UBC Theses and Dissertations

UBC Theses Logo

UBC Theses and Dissertations

Weathering and microbial activity in sulfidic mine tailings with implications in reclamation Robbins, James Milton


The oxidation of sulfidic mine tailings and subsequent acid and salt accumulation results in acid drainage and poses a severe reclamation problem. The objectives of this study were to quantify the processes leading to these problems and propose feasible solutions. Characterization of 120 sulfidic surface samples, collected from the Sullivan mine tailings ponds, was carried out for dominant physiological groups of microorganisms, sulfur forms, water and acid extractable cations qualitative physical characteristics, pH, conductivity, organic matter and moisture content. Acid tolerant fungi and iron, sulfur and acid tolerant heterotrophic bacteria were enumerated by the most-probable-number technique. Iron bacteria (Thiobacillus ferrooxidans) occurred often and can be implicated as the cause of Fe⁺² oxidation in samples not buffered at near neutral pH values by bases. Sulfur bacteria (thiobacillus species were commonly found and classified as T. thioparus, T. neapolitanus, or T. thiooxidans. A pH-dependent succession of these thiobacilli occurs in the tailings. Acid tolerant heterotrophic bacteria populations were highly correlated with those of the thiobacilli suggesting a symbiotic relationship, particularly in samples with pH >2.5. The numbers of acid tolerant fungi tended to increase proportionally with oxidation, suggesting increased colonization with time. Chemical analysis for major sulfur forms indicates that iron mono- sulfide oxidation is rapid resulting in the formation and persistence of Fe⁺³ (as amorphous Fe oxyhydroxides in mineralogical analysis) and elemental sulfur. Some accumulation of other oxidizable sulfur forms is indicated by the high levels of total oxidizable sulfur. A portion of this sulfur not accounted for by CS₂ extractable elemental sulfur may be present as amorphous elemental sulfur. The oxidation of elemental sulfur and other sulfur intermediates to sulfate is pronounced in the surface 0-2 cm based on the laboratory oxidation of a bulk tailings sample. Mineralogical analysis shows that gypsum is the predominant sulfate containing mineral at basic to slightly acid pH values. Under moderately to strongly acid conditions, jarosite type minerals occurred in high amounts. Mineralogical analysis also showed that the decomposition of basic minerals and chlorite occurred initially, with the dissolution of micas and K-feldspars being less rapid. The absence of detectable kaolinite or other Al silicate residues indicates that alumino-silicate dissolution may be congruent. Mineralogical results showing dissolution of minerals is supported by general increases in water extractable cations (including Fe, Al, Ca, Mg, K and Na) and decreases in these same acid extractable cations as weathering proceeds. These processes ultimately result in a highly oxidized surface in which acid production is slow. It is suggested that erosional processes be inhibited where an oxidized surface exists to prevent the exposure of reduced tailings beneath the surface. Furthermore, steps should be taken to minimize the addition of fresh tailings over oxidized surfaces. The use of correlations between the qualitative physical characteristics texture, structure and color, obtained in this study, can serve as guides to estimating the degree of tailings oxidation in the field. If more precision is required, the colorimetric determination of CS₂ extractable elemental sulfur is suggested, particularly on the more oxidized samples. Proper management of the tailings to maintain present oxidized surfaces should reduce the acid drainage considerably until reclamation is undertaken. The quantification of the changes in tailings properties with increases in weathering can be useful in evaluating reclamation strategies.

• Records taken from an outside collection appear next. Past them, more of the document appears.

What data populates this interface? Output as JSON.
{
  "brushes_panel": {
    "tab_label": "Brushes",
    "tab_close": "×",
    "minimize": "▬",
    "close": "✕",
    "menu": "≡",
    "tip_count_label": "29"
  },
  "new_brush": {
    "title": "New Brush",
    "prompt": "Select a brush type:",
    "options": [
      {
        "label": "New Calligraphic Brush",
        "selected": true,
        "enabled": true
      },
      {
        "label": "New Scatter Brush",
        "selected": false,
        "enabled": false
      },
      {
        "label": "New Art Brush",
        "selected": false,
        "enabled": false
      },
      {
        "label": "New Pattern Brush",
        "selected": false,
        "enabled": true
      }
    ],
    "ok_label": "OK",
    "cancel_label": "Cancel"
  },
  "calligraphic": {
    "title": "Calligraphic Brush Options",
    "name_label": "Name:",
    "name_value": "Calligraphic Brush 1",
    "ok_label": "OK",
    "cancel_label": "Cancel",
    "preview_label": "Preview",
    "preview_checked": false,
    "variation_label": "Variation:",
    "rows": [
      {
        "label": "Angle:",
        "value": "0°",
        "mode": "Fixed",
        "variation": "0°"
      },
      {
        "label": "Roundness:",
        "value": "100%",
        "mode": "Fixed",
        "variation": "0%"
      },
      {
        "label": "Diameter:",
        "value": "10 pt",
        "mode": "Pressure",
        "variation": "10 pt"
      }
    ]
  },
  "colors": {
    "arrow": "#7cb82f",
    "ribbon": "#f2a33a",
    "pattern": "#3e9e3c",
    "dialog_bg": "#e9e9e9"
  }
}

Item Media

Item Citations and Data


For non-commercial purposes only, such as research, private study and education. Additional conditions apply, see Terms of Use https://open.library.ubc.ca/terms_of_use.